- _WHAT YOU HAVE TO DO_
Copy each entry verbatim, excluding its images.

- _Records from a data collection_
%%
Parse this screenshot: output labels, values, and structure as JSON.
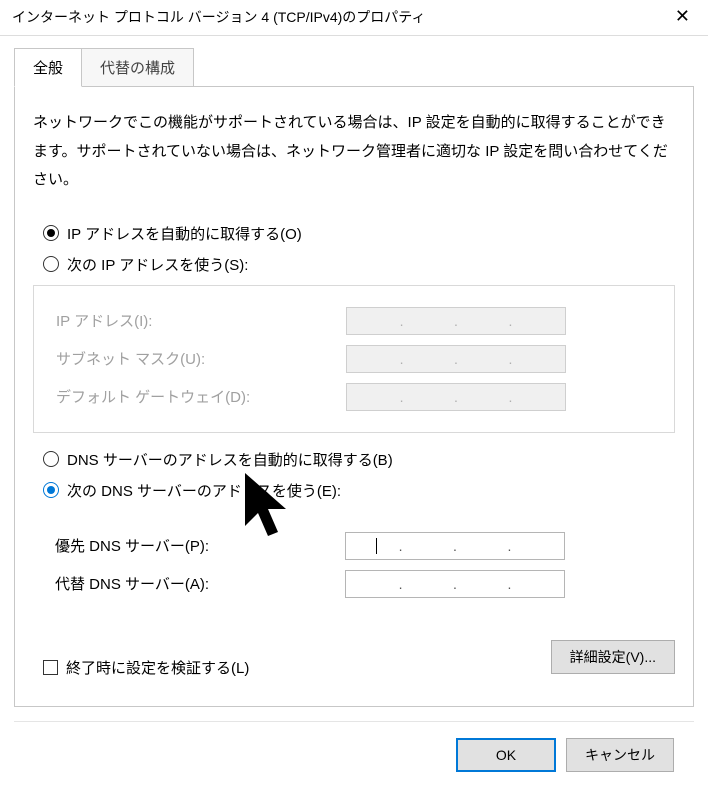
{
  "window": {
    "title": "インターネット プロトコル バージョン 4 (TCP/IPv4)のプロパティ"
  },
  "tabs": {
    "general": "全般",
    "alternate": "代替の構成"
  },
  "description": "ネットワークでこの機能がサポートされている場合は、IP 設定を自動的に取得することができます。サポートされていない場合は、ネットワーク管理者に適切な IP 設定を問い合わせてください。",
  "ip": {
    "auto_label": "IP アドレスを自動的に取得する(O)",
    "manual_label": "次の IP アドレスを使う(S):",
    "ip_label": "IP アドレス(I):",
    "subnet_label": "サブネット マスク(U):",
    "gateway_label": "デフォルト ゲートウェイ(D):",
    "ip_value": [
      "",
      "",
      "",
      ""
    ],
    "subnet_value": [
      "",
      "",
      "",
      ""
    ],
    "gateway_value": [
      "",
      "",
      "",
      ""
    ]
  },
  "dns": {
    "auto_label": "DNS サーバーのアドレスを自動的に取得する(B)",
    "manual_label": "次の DNS サーバーのアドレスを使う(E):",
    "preferred_label": "優先 DNS サーバー(P):",
    "alternate_label": "代替 DNS サーバー(A):",
    "preferred_value": [
      "",
      "",
      "",
      ""
    ],
    "alternate_value": [
      "",
      "",
      "",
      ""
    ]
  },
  "validate_label": "終了時に設定を検証する(L)",
  "advanced_label": "詳細設定(V)...",
  "buttons": {
    "ok": "OK",
    "cancel": "キャンセル"
  }
}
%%
- _REPLY_
Parse this screenshot: output labels, values, and structure as JSON.
{
  "window": {
    "title": "インターネット プロトコル バージョン 4 (TCP/IPv4)のプロパティ"
  },
  "tabs": {
    "general": "全般",
    "alternate": "代替の構成"
  },
  "description": "ネットワークでこの機能がサポートされている場合は、IP 設定を自動的に取得することができます。サポートされていない場合は、ネットワーク管理者に適切な IP 設定を問い合わせてください。",
  "ip": {
    "auto_label": "IP アドレスを自動的に取得する(O)",
    "manual_label": "次の IP アドレスを使う(S):",
    "ip_label": "IP アドレス(I):",
    "subnet_label": "サブネット マスク(U):",
    "gateway_label": "デフォルト ゲートウェイ(D):",
    "ip_value": [
      "",
      "",
      "",
      ""
    ],
    "subnet_value": [
      "",
      "",
      "",
      ""
    ],
    "gateway_value": [
      "",
      "",
      "",
      ""
    ]
  },
  "dns": {
    "auto_label": "DNS サーバーのアドレスを自動的に取得する(B)",
    "manual_label": "次の DNS サーバーのアドレスを使う(E):",
    "preferred_label": "優先 DNS サーバー(P):",
    "alternate_label": "代替 DNS サーバー(A):",
    "preferred_value": [
      "",
      "",
      "",
      ""
    ],
    "alternate_value": [
      "",
      "",
      "",
      ""
    ]
  },
  "validate_label": "終了時に設定を検証する(L)",
  "advanced_label": "詳細設定(V)...",
  "buttons": {
    "ok": "OK",
    "cancel": "キャンセル"
  }
}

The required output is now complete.